Capital gains tax (CGT) is paid on gains arising from the growth in value of property. Typically tax is paid on the difference between the base value (either when it was bought or inherited or the 1982 value if it’s been owned since then) and the sale value.
With farm assets such as barns that get planning permission for residential conversion or farmland that is sold for housing development, the gains can be substantial. One of the best reliefs is Entrepreneurs Relief (ER), which if you qualify, drops the normal 28% tax rate down to 10%. Qualification is not always easy and so it is important to start considering it early so changes can be made if needed.
This is where we would help, as the key to qualifying is to have a genuine business or ‘trade’. There are a few rules that we work to when helping clients establish or improve their trading status:
- The owners must have a business which is using the land.
- There must be an intention to make a profit.
- The business should be producing something for sale or selling a service.
- The business must look genuinely worthwhile, so if the business is small have a plan to grow.
- Develop a business plan to show the aims and intentions of the business.
One common error is where the land is let out which is classed as an ‘investment’ and not a ‘trade’. Grazing licences should also be viewed with caution. If the owner is preparing the grass for sale by spraying, fertilising, fencing etc., this may be viewed as a trade, but in most circumstances this is not happening.
Having taken further advice, the starting point is to develop a business plan and this often leads to a discussion on the business structure. This needs to include all the owners and be carefully considered to avoid any other pitfalls.
On arable land we would typically set up a contract or share farming arrangement with the owner/farmer taking risk and investing in the growing crops.

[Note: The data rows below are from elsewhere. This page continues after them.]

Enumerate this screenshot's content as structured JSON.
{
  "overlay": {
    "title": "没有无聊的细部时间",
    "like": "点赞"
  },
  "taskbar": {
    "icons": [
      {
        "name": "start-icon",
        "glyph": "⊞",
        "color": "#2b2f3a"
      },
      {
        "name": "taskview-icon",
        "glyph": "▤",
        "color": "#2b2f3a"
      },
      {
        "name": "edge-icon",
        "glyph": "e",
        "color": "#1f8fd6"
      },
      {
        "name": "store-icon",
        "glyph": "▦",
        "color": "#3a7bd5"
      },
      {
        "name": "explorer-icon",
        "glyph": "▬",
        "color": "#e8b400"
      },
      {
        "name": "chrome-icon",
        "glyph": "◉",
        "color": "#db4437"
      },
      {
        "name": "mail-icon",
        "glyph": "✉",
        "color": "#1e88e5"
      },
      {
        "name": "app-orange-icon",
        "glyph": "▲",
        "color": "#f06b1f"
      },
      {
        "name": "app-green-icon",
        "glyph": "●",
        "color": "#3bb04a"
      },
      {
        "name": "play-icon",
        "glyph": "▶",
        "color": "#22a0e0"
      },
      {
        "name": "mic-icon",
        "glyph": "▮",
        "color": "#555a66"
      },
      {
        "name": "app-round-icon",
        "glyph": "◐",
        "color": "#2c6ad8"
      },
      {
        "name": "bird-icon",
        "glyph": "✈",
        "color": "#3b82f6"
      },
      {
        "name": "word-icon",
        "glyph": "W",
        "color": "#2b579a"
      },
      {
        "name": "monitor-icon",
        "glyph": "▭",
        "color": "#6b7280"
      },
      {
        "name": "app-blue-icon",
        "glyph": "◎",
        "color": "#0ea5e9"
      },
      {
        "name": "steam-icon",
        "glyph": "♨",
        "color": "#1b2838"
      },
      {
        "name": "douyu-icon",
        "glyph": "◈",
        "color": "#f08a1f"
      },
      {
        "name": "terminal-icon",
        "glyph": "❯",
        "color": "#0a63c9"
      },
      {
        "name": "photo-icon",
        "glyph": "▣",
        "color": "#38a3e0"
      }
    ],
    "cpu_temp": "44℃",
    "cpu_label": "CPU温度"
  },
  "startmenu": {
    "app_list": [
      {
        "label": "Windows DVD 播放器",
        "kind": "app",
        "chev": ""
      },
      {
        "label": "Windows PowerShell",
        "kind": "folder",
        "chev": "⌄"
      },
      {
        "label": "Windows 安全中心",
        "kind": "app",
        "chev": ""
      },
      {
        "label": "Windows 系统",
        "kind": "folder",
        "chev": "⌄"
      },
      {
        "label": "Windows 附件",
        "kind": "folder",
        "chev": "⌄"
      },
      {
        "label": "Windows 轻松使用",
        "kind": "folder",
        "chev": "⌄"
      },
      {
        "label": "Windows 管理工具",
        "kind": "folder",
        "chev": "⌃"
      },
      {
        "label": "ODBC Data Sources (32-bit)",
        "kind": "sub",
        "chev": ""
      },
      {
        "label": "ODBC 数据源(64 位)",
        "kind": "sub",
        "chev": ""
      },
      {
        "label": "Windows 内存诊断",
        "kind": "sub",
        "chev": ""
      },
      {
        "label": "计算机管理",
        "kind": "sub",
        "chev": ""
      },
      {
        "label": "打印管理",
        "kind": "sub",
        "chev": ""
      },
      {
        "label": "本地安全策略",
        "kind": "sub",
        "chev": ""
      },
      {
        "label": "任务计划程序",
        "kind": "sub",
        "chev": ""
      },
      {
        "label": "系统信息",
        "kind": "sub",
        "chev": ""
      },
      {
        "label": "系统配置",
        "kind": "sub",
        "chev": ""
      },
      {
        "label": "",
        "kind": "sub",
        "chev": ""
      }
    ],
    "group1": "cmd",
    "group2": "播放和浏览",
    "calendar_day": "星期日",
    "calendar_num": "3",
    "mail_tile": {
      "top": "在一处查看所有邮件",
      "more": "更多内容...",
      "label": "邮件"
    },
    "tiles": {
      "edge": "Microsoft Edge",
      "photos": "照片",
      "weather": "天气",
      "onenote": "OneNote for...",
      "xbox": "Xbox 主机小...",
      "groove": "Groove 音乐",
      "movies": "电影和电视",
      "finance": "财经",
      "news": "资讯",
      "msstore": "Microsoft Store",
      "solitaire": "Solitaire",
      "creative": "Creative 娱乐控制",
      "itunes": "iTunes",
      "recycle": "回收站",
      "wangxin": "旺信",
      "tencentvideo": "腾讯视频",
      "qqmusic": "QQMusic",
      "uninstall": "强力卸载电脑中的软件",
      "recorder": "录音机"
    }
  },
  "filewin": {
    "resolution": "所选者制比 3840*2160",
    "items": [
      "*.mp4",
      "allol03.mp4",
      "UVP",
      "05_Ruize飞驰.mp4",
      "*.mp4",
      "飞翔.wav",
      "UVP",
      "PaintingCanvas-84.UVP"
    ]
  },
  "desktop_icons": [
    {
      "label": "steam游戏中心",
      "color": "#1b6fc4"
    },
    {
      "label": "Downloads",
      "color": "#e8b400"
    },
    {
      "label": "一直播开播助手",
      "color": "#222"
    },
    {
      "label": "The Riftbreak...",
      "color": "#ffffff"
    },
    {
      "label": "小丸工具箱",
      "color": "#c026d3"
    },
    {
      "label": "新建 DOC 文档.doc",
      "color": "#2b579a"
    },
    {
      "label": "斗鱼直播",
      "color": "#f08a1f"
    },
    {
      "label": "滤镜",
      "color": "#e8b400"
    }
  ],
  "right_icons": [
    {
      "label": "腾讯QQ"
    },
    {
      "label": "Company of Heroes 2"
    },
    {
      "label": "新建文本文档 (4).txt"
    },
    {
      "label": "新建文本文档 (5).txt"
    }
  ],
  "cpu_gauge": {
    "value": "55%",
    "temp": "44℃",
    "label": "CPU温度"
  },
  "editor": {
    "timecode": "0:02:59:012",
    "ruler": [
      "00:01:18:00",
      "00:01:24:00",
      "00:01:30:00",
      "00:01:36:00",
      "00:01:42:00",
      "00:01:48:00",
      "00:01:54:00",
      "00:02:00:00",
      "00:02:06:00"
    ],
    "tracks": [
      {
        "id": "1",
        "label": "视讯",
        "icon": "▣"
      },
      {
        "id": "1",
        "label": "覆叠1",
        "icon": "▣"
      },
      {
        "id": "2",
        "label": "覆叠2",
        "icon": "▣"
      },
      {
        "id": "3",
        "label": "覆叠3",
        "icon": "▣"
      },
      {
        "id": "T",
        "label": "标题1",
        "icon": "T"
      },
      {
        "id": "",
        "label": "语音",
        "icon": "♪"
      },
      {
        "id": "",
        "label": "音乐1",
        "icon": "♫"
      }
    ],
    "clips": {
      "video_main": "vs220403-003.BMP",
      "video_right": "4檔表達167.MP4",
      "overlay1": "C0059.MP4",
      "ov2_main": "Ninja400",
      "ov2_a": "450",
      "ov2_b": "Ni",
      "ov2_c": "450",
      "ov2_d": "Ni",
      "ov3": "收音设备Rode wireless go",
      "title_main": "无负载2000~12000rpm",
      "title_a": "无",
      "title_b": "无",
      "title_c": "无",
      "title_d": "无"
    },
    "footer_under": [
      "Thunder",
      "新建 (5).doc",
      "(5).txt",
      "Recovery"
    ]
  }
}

In the case of grass, ideally a livestock enterprise or hay production and sale would be undertaken to demonstrate a trade. Alongside this, owning Basic Payment Scheme Entitlement and being VAT registered and claiming for both are useful ways of showing business activity. It is important that the business makes a small profit to show a genuine point to the business.
In terms of timing, one year’s trading is a minimum requirement, but the longer the better as this will reinforce the genuine nature of the business.
As mentioned at the outset we are not tax advisers and recommend that we work with you, alongside strategic tax advisers and if necessary your solicitor to ensure the appropriate relief is obtained.